I had forgotten how easy it is to travel by car. Instead of minimizing and condensing all my baggage and items to be packed like I normally do for international travel  (I usually pack months in advance of a world trip to test out everything), I could really slob out, be disorganized, and rely on last-minute tosses of extra shoes, jackets, snacks, etc. into the car. I’m not sure I like traveling this way, but why not?

We chose to take the more leisurely Hwy. 101 route. After two-hour drives between restful overnight stops in Aptos and San Luis Obispo (SLO stands for Slow Traveling), we beelined for the Getty Museum in LA. My primary goal for coming to Southern California this time was a drawing session at the Getty Museum on a late and lazy Sunday afternoon.

Once introductions were made, the art guide supplied us with pads, paper and written drawing tips for mark-making. The mixed crowd of all ages, both men and women, quickly learned how to hold a pencil six different ways, the benefit of hatching, and how to express emotions.

I was very impressed with the results of other participants. (See group review, above). A first timer but professional photographer clearly had his lighting nailed. If you are looking for a way to spend a satisfying, fun and active afternoon at a world-class museum, this is highly recommended.
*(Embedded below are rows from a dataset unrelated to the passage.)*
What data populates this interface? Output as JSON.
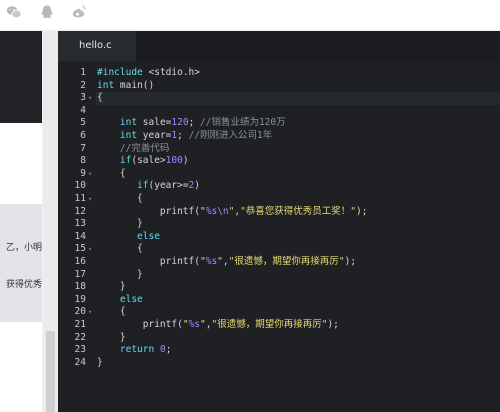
{
  "toolbar": {
    "icons": [
      "wechat-icon",
      "qq-icon",
      "weibo-icon"
    ]
  },
  "left_page": {
    "fragment_1": "乙，小明",
    "fragment_2": "获得优秀"
  },
  "editor": {
    "tab_label": "hello.c",
    "colors": {
      "background": "#1e2023",
      "keyword": "#66d9ef",
      "number": "#ae81ff",
      "string": "#e6db74",
      "comment": "#8c9298"
    },
    "lines": [
      {
        "num": "1",
        "fold": "",
        "text": "#include <stdio.h>"
      },
      {
        "num": "2",
        "fold": "",
        "text": "int main()"
      },
      {
        "num": "3",
        "fold": "▾",
        "text": "{"
      },
      {
        "num": "4",
        "fold": "",
        "text": ""
      },
      {
        "num": "5",
        "fold": "",
        "text": "    int sale=120; //销售业绩为120万"
      },
      {
        "num": "6",
        "fold": "",
        "text": "    int year=1; //刚刚进入公司1年"
      },
      {
        "num": "7",
        "fold": "",
        "text": "    //完善代码"
      },
      {
        "num": "8",
        "fold": "",
        "text": "    if(sale>100)"
      },
      {
        "num": "9",
        "fold": "▾",
        "text": "    {"
      },
      {
        "num": "10",
        "fold": "",
        "text": "       if(year>=2)"
      },
      {
        "num": "11",
        "fold": "▾",
        "text": "       {"
      },
      {
        "num": "12",
        "fold": "",
        "text": "           printf(\"%s\\n\",\"恭喜您获得优秀员工奖！\");"
      },
      {
        "num": "13",
        "fold": "",
        "text": "       }"
      },
      {
        "num": "14",
        "fold": "",
        "text": "       else"
      },
      {
        "num": "15",
        "fold": "▾",
        "text": "       {"
      },
      {
        "num": "16",
        "fold": "",
        "text": "           printf(\"%s\",\"很遗憾，期望你再接再厉\");"
      },
      {
        "num": "17",
        "fold": "",
        "text": "       }"
      },
      {
        "num": "18",
        "fold": "",
        "text": "    }"
      },
      {
        "num": "19",
        "fold": "",
        "text": "    else"
      },
      {
        "num": "20",
        "fold": "▾",
        "text": "    {"
      },
      {
        "num": "21",
        "fold": "",
        "text": "        printf(\"%s\",\"很遗憾，期望你再接再厉\");"
      },
      {
        "num": "22",
        "fold": "",
        "text": "    }"
      },
      {
        "num": "23",
        "fold": "",
        "text": "    return 0;"
      },
      {
        "num": "24",
        "fold": "",
        "text": "}"
      }
    ]
  }
}
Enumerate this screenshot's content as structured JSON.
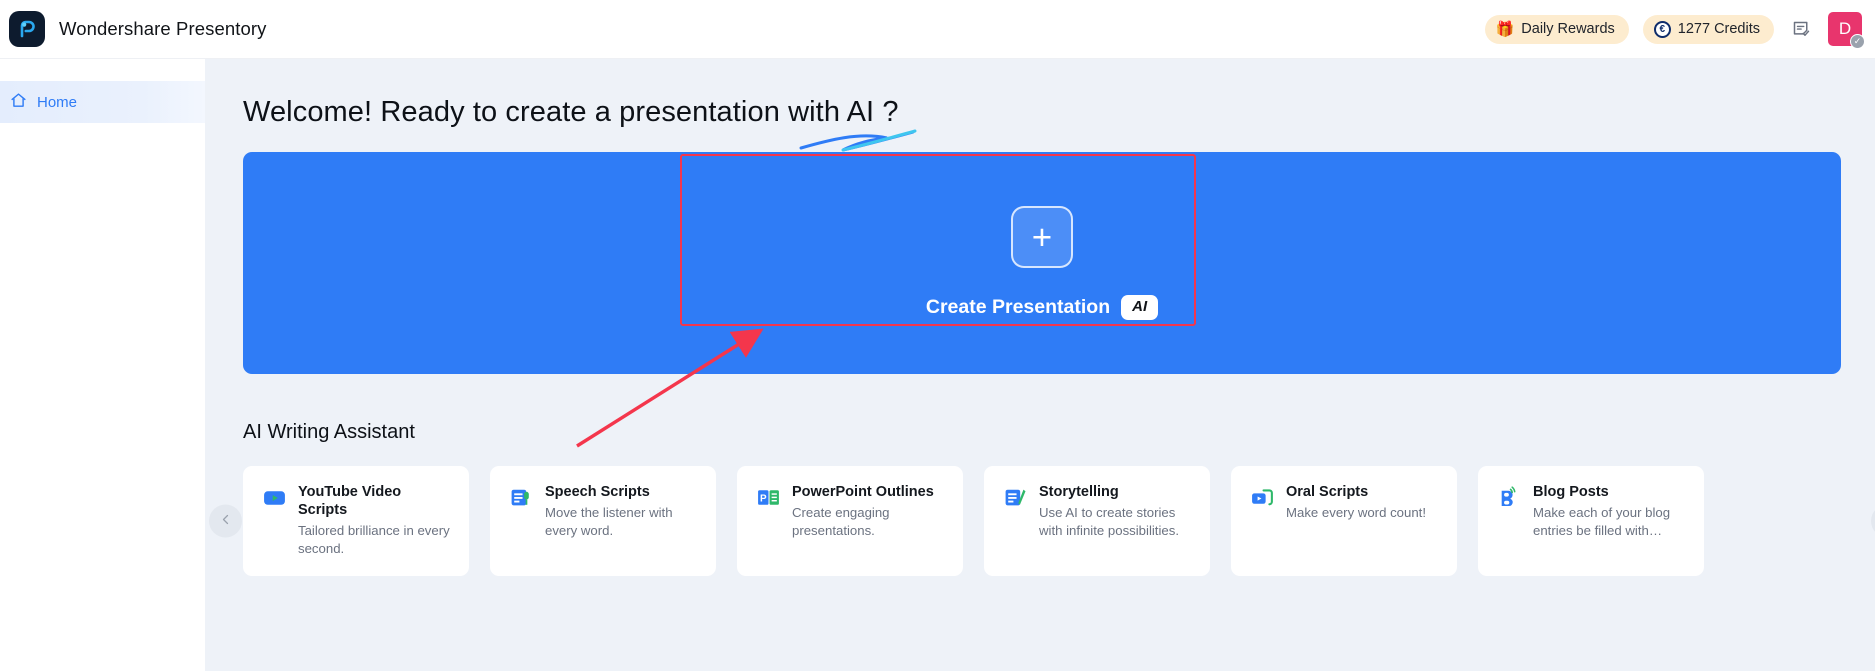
{
  "topbar": {
    "brand_name": "Wondershare Presentory",
    "logo_icon": "presentory-logo-icon",
    "daily_rewards": {
      "label": "Daily Rewards",
      "icon": "gift-icon"
    },
    "credits": {
      "label": "1277 Credits",
      "icon": "coin-icon",
      "value": "1277"
    },
    "feedback_icon": "feedback-checklist-icon",
    "avatar": {
      "initial": "D",
      "vip_badge": "✓",
      "color": "#e8356d"
    }
  },
  "sidebar": {
    "items": [
      {
        "label": "Home",
        "icon": "home-icon",
        "active": true
      }
    ]
  },
  "main": {
    "welcome_title": "Welcome! Ready to create a presentation with AI ?",
    "banner": {
      "plus_icon": "plus-icon",
      "create_label": "Create Presentation",
      "ai_badge": "AI",
      "background_color": "#2f7cf6",
      "highlight_color": "#f4364c"
    },
    "section_title": "AI Writing Assistant",
    "carousel": {
      "prev_icon": "chevron-left-icon",
      "next_icon": "chevron-right-icon",
      "cards": [
        {
          "title": "YouTube Video Scripts",
          "desc": "Tailored brilliance in every second.",
          "icon": "youtube-play-icon"
        },
        {
          "title": "Speech Scripts",
          "desc": "Move the listener with every word.",
          "icon": "document-microphone-icon"
        },
        {
          "title": "PowerPoint Outlines",
          "desc": "Create engaging presentations.",
          "icon": "powerpoint-icon"
        },
        {
          "title": "Storytelling",
          "desc": "Use AI to create stories with infinite possibilities.",
          "icon": "document-pencil-icon"
        },
        {
          "title": "Oral Scripts",
          "desc": "Make every word count!",
          "icon": "play-arrow-icon"
        },
        {
          "title": "Blog Posts",
          "desc": "Make each of your blog entries be filled with…",
          "icon": "blog-signal-icon"
        }
      ]
    }
  }
}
Drawing in a gallery with all the masters is a bit daunting, but it’s much easier in the company of others. After observing sketchers in a few other museums that I visited (the latest at the Art Institute of Chicago), I was ready to try some drawing myself. Below is the result of a bust I attempted.